As the reality of an extended quarantine sets in across many corners of the world, we’re all discovering new ways to spend the extra time on our hands. Some of us have begun virtual volunteering. Others, like my neighbor, are tackling a spate of long-overdue DIY projects. For many, it’s a great time to catch up on books, TV shows and podcasts.
I believe it’s also a great time to check in your long-term, big picture goals. There’s nothing quite like a life-threatening global pandemic to remind yourself that only go round’ once. Or, as the title character in one of my all-time favorite musicals, The Music Man, puts it: “You pile up enough tomorrows, and you’ll find you’re left with nothing but a lot of empty yesterdays.”
But how do we begin to chip away at our big-ticket dreams? Let’s take it in stages.
One technique I’ve found particularly effective is to write my own obituary. That might sound scary and perhaps even off-putting. But hear me out.
You don’t actually write your obituary. You write two of them. The first is how you think your obituary will read when you die, and the second is how you’d like it to read.

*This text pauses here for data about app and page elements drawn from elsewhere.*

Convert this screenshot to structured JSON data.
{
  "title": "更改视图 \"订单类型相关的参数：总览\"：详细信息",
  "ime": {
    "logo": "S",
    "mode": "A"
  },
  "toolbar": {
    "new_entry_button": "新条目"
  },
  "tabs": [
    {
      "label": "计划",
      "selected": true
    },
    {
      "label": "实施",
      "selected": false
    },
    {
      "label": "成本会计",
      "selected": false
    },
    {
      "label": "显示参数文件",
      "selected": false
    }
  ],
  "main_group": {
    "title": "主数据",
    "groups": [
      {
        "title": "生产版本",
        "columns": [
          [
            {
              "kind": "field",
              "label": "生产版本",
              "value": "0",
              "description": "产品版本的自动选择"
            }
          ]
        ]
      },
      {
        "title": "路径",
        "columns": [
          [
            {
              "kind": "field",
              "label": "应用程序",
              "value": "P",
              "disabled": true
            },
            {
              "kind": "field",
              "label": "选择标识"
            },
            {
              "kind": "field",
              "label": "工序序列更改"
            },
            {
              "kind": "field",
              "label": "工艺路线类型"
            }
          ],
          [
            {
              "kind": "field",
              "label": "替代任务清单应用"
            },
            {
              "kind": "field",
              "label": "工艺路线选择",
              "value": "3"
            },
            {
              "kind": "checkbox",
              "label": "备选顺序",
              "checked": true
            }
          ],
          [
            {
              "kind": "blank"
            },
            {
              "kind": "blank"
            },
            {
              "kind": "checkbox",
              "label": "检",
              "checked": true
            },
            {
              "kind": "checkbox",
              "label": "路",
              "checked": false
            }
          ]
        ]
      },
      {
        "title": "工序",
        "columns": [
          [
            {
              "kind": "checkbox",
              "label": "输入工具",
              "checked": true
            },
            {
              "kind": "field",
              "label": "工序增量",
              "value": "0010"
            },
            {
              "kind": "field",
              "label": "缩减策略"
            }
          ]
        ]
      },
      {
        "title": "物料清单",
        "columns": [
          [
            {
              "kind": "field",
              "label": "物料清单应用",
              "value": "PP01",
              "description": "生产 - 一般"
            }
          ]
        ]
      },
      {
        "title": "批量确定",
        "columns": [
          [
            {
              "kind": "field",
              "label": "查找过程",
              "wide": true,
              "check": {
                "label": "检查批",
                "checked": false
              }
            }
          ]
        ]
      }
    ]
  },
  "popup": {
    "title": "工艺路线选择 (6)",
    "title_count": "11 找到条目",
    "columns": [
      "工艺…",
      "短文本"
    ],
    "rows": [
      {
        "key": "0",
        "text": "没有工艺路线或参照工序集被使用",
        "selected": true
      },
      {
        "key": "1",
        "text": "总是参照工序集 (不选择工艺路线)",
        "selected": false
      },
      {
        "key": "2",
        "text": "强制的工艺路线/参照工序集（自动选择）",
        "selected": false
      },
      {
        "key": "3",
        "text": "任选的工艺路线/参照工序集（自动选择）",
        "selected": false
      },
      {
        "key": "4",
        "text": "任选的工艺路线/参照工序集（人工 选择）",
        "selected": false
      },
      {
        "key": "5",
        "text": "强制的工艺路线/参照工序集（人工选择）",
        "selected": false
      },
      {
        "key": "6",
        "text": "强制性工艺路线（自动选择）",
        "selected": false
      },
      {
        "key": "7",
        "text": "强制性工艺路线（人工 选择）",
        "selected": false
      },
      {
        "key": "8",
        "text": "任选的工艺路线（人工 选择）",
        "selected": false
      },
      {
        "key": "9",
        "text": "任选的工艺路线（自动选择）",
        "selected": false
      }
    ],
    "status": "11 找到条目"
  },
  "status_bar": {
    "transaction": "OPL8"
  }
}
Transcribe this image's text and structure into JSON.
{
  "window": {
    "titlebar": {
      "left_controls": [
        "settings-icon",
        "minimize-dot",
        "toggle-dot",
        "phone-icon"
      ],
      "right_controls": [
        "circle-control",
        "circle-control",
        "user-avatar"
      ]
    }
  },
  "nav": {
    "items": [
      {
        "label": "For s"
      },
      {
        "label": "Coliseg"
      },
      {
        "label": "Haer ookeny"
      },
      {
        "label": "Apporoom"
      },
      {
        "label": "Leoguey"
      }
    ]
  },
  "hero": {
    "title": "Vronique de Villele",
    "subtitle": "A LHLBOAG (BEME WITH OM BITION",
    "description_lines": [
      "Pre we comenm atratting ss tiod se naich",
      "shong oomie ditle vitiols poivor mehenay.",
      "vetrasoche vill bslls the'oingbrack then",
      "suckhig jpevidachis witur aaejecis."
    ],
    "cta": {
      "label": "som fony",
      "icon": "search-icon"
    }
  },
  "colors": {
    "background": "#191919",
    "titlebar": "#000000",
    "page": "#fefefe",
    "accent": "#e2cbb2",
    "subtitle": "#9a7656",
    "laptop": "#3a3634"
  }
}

If you’re anything like me, you’ll discover at least two versions of yourself lying in wait. The first is a perfectly acceptable continuation of your current trajectory. Still married…or finally divorced. Living in the same house…or with a remodelled kitchen. Running the company…or living it up as a snowbird in a condo in Arizona. LINK
That’s all fine and dandy. But it’s the second obituary you really want to pay attention to. Because she’s the future self you’ve only dared to dream of. Which brings us to the step two.
Step Two: Envision Your Future Self
Part 3: Talk to Your Future Self
Towards the end of the exercise, your future self presents you with a gift. She also tells you something.
My gift was a fancy pen, very similar to the one my old boss gave me and which I used to write my morning pages. That pen disappeared when my bag was stolen a couple of years back. I replaced it, and then subsequently lost the new one. At that point, as I explained to my friend, I decided that I didn’t deserve a fancy pen. So I started using a regular one.
Needless to say, my friend picked up on the term “deserving.” Clearly, my future self was telling me that I was worthy of a fancy pen. Translated: I was worthy of believing in myself as a writer.
Not only that. When he asked me to recount my future self’s message, I told him that she’d given me permission to put down the manuscript I’ve been trying to publish for the past two years and pursue an entirely new writing project. It’s one I’ve been taking notes on for ages, but have feared writing because it’s so personal.
“It’s OK to move on,” she was telling me. “Write the book you’re afraid to write.”